Page and application data records.
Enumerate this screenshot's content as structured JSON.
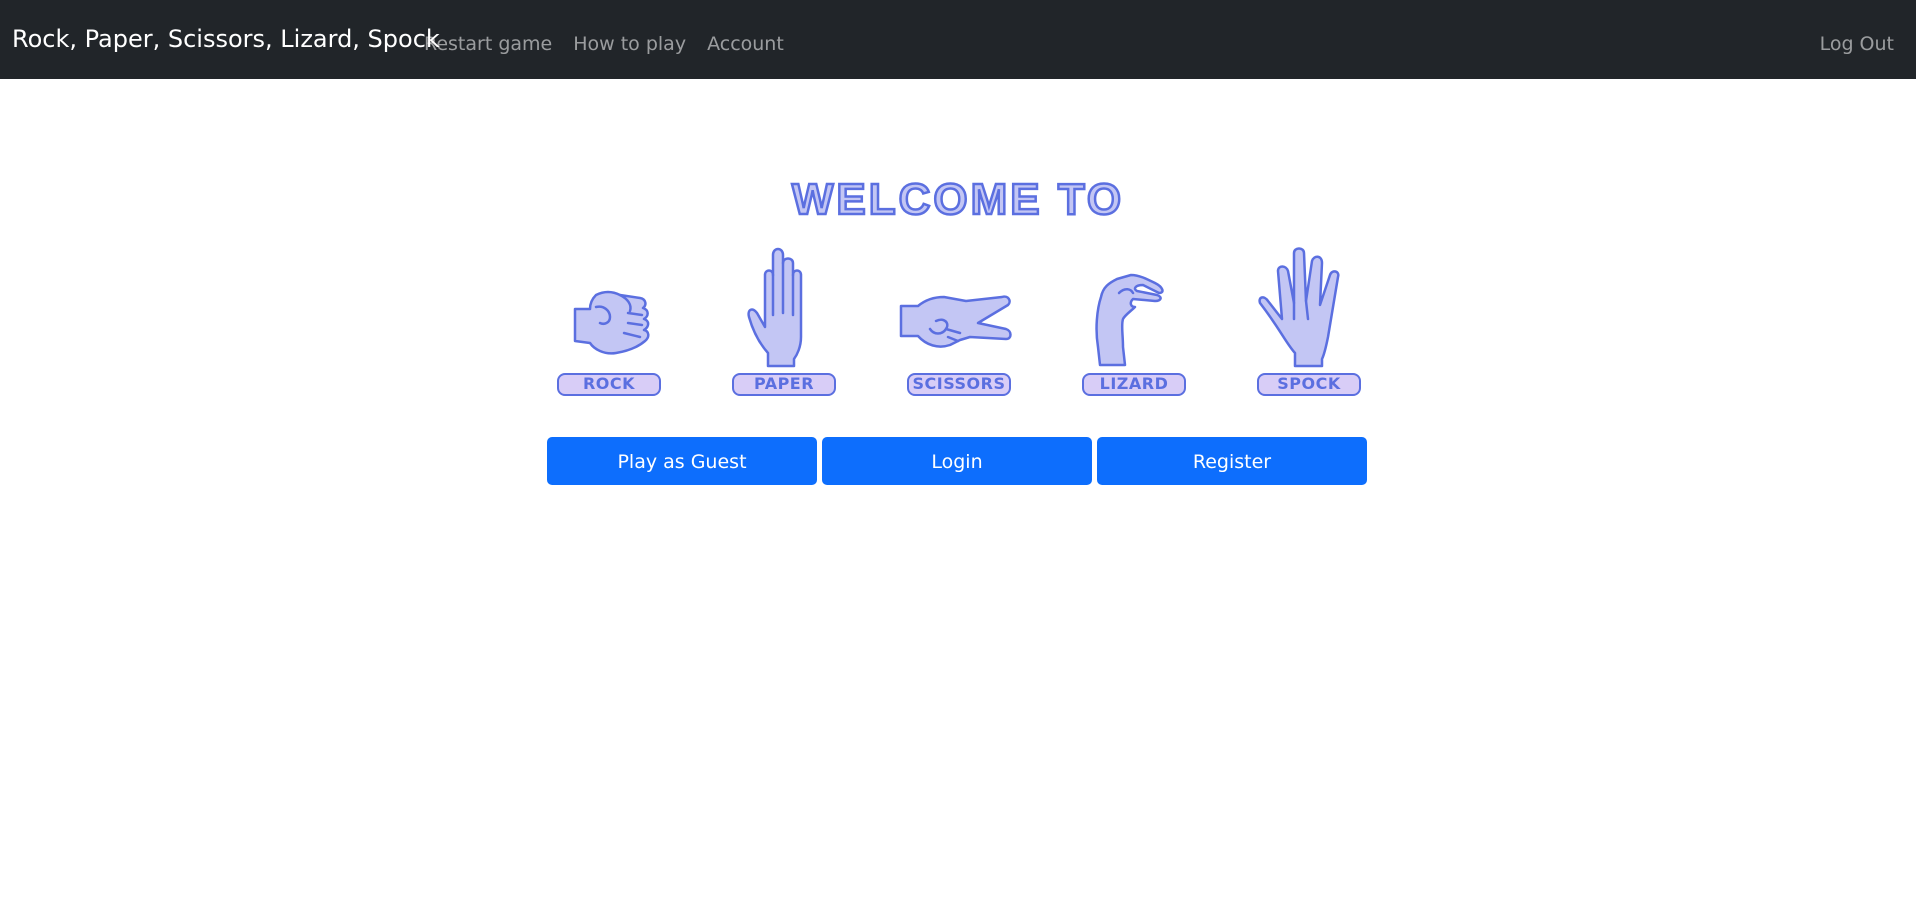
{
  "navbar": {
    "brand": "Rock, Paper, Scissors, Lizard, Spock",
    "links": [
      "Restart game",
      "How to play",
      "Account"
    ],
    "logout": "Log Out",
    "background_color": "#212529"
  },
  "hero": {
    "welcome_text": "WELCOME TO",
    "hands": [
      {
        "label": "ROCK",
        "icon": "rock-hand-icon"
      },
      {
        "label": "PAPER",
        "icon": "paper-hand-icon"
      },
      {
        "label": "SCISSORS",
        "icon": "scissors-hand-icon"
      },
      {
        "label": "LIZARD",
        "icon": "lizard-hand-icon"
      },
      {
        "label": "SPOCK",
        "icon": "spock-hand-icon"
      }
    ],
    "colors": {
      "outline": "#5b6fe0",
      "fill": "#c3c6f4",
      "label_fill": "#d8cdf7"
    }
  },
  "actions": {
    "guest": "Play as Guest",
    "login": "Login",
    "register": "Register",
    "button_color": "#0d6efd"
  }
}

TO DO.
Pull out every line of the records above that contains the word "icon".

RESPONSE TO THE TASK.
        "icon": "rock-hand-icon"
        "icon": "paper-hand-icon"
        "icon": "scissors-hand-icon"
        "icon": "lizard-hand-icon"
        "icon": "spock-hand-icon"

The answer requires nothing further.